Papa G’Ho. the Center’s non-releasable surrogate owl, was moved to a separate enclosure on August 17; at a bi-weekly foot and feather check on August 15, the veterinary team noticed a small wound in Papa’s mouth. After several days, the staff rechecked the wound and found that it wasn’t healing, so they decided to move Papa to a smaller outdoor enclosure to start him on a course of antibiotics.

During the past month, the owlets have continued to do well under Papa G’Ho’s care, though they’ve had to share their enclosure with some unwanted guests — a pair of skunks! The skunks have been digging an entryway into the owlets' enclosure from the outside, likely attracted to the leftover mice that the owlets drop on the ground. The skunks' boldness was a bit surprising given that Great Horned Owls often prey on skunks in the wild, but luckily Papa G’Ho and the owlets have shown no interest in the skunks. Rehabilitation staff attempted to reinforce the perimeter of the enclosure to keep the skunks out, but the skunks were persistent and continued finding ways to dig in, so staff contacted Messer Landscaping to come out and add additional underground fencing.
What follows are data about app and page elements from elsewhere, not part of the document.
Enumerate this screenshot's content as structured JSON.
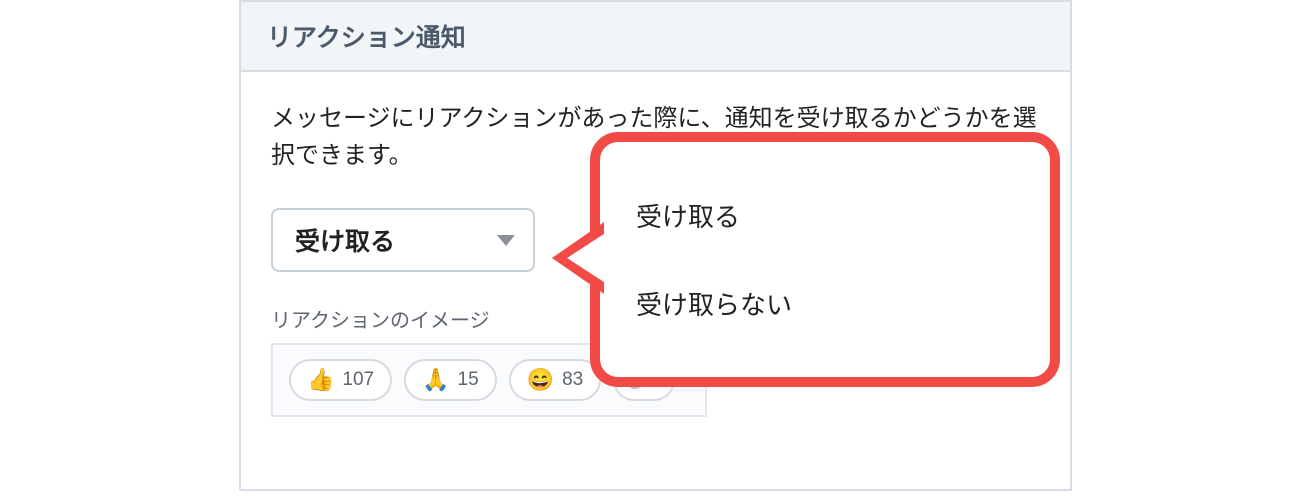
{
  "panel": {
    "title": "リアクション通知",
    "description": "メッセージにリアクションがあった際に、通知を受け取るかどうかを選択できます。",
    "select": {
      "value": "受け取る"
    },
    "sub_label": "リアクションのイメージ",
    "reactions": [
      {
        "emoji": "👍",
        "count": "107",
        "name": "thumbs-up"
      },
      {
        "emoji": "🙏",
        "count": "15",
        "name": "pray"
      },
      {
        "emoji": "😄",
        "count": "83",
        "name": "grin"
      }
    ]
  },
  "callout": {
    "options": [
      "受け取る",
      "受け取らない"
    ]
  },
  "colors": {
    "accent_red": "#f24a46",
    "panel_border": "#d6dde4",
    "header_bg": "#f2f5f8"
  }
}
The landscaping crew quickly got to work and completed the fencing project on July 8. So far, predator proofing has been successful in keeping the skunks out.

During the past month, all four of the owlets currently housed in the A2 enclosure have been doing well under Papa G’Ho’s parental care. The rehabilitation team has carefully monitored the owlets over Critter Cam #1 and noted that each bird has been active, eating well, and displaying species appropriate behavior. Each owlet is currently being fed 120g of rat and has gained weight since being admitted.

As of June 13, each owlet’s weight was:

Great Horned Owlet #22-0294 — 1.43 kg  (about 3.15 pounds)                                                                      Great Horned Owlet #22-0490 — 1.34 kg (about 2.95 pounds)                                                                        Great Horned Owlet #22-0508 — 1.08 kg (about 2.4 pounds)                                                                            Great Horned Owlet #22-0581 — 1.31 kg (about 2.9 pounds)

 

The rehabilitation team has kept a watchful eye on owlet #22-0490 and owlet #22-0581, the two owlets that previously had surgery to repair a radius/ulna fracture and a femur fracture, respectively. Neither owlet has shown any issues, though rehabilitation staff are still administering joint supplements to make sure there is no lasting discomfort from their fracture repairs.

Recently, the rehabilitation team discovered that all of the owlets have grown an increased number of sturdy, adult feathers. As more adult feathers grow in, the owlets will have more mobility and will likely begin to test their wings.